In the discussion, the author of these lines asked the panel what standard should be applied for assessing whether there is an “agreement” in the sense of Article 31(2). If there is such an agreement in favour of a Member State court, a non-chosen Member State court must stay its own proceedings, as soon as the “chosen” court is seized as well. There were different views on this crucial issue for the functioning of the new lis pendens rule. For example, it was held that this was a non-issue since it was proof enough for a high likeliness of an agreement if the defendant in the first proceedings before the non-chosen court starts instituting further proceedings before the chosen court. However, if a party is determined to abuse as aggressively as possible the mechanisms of the lis pendens rule, things might well be different and another type of torpedo may emerge. The majority held that the non-chosen court should at least have the power to review the existence of an agreement to a certain extent. Indeed, Recital 22 Sentence 4, according to which the designated court has priority to decide on the validity of the agreement and on the extent to which the agreement applies to the dispute before it, should not be understood as excluding any review.
The third panel dealt with enforcement under the Brussels I bis Regulation. Ilaria Pretelli, Swiss Institute of Comparative Law, Lausanne, discussed the regime for provisional measures, Marta Requejo Isidro, Max Planck Institute for International, European and Regulatory Procedural Law, Luxembourg, reported on enforcement under Brussels I bis and under special European civil procedure Regulations and finally Paul Beaumont analysed the Brussels I bis Regulation in relation to other instruments of unification on the global level, in particular in relation to the Lugano Convention, the Hague Judgments Project and the 1958 New York Convention on the recognition and enforcement of arbitral awards in light of Article 73(2) (Regulation “shall not affect” the 1958 Convention) and Recital 12 (Convention “takes precedence” over Regulation) of the Regulation. In essence, Beaumont suggested a general priority of arbitral awards over judgments about the same issue between the same parties rendered by Member State courts, even if the award comes years later than the judgment. In the discussion it was made the observation that this approach may conflict with res iudicata principles and thus may violate the public policy in the sense of Article V(2)(b) New York Convention which would of course be a matter of interpretation of the New York Convention as such.
It will be no surprise for those who know about the excellence of the Asser Instituut to be informed that the Symposium provided for first-class analysis and discussion of most central and current trends and developments in International Civil Procedure of European provenance.

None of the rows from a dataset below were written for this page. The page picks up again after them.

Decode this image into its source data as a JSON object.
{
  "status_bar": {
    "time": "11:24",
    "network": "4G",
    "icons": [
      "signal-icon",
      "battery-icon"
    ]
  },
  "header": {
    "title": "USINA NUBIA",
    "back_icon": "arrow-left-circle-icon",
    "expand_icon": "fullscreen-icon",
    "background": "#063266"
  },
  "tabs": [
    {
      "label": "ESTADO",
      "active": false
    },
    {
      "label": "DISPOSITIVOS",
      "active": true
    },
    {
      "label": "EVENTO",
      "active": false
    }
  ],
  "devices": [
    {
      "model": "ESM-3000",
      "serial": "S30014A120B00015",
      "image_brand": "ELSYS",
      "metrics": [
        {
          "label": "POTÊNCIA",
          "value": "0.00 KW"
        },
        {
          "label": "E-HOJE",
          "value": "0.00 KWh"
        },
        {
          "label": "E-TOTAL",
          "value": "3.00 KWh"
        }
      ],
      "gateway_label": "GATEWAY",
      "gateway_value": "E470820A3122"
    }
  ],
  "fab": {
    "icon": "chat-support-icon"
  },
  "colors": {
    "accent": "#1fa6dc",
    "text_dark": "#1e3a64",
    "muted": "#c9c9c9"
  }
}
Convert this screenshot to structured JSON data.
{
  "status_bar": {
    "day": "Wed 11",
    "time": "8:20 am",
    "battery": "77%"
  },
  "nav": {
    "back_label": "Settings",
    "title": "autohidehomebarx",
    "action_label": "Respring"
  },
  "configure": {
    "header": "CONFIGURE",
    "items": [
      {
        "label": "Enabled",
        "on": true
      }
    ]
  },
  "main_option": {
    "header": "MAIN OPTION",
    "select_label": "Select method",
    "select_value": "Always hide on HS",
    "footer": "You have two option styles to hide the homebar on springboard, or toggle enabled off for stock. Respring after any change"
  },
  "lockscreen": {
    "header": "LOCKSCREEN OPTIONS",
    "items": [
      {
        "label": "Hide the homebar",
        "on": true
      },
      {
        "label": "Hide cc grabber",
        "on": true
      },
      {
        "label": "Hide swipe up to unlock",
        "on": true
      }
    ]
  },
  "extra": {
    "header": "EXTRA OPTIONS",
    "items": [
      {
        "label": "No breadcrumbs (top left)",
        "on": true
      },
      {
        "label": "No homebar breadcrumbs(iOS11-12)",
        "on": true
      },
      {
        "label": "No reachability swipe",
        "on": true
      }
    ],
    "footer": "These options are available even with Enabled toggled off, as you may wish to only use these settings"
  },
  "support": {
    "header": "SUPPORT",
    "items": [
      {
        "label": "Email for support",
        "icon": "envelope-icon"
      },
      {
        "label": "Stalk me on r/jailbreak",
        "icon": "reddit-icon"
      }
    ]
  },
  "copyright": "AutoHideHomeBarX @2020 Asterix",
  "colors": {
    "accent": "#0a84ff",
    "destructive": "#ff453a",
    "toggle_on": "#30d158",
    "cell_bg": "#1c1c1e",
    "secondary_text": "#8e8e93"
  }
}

The large audience of the Symposium was perfectly right not only in congratulating the Institute to its 50th birthday but also the organisers of the birthday party.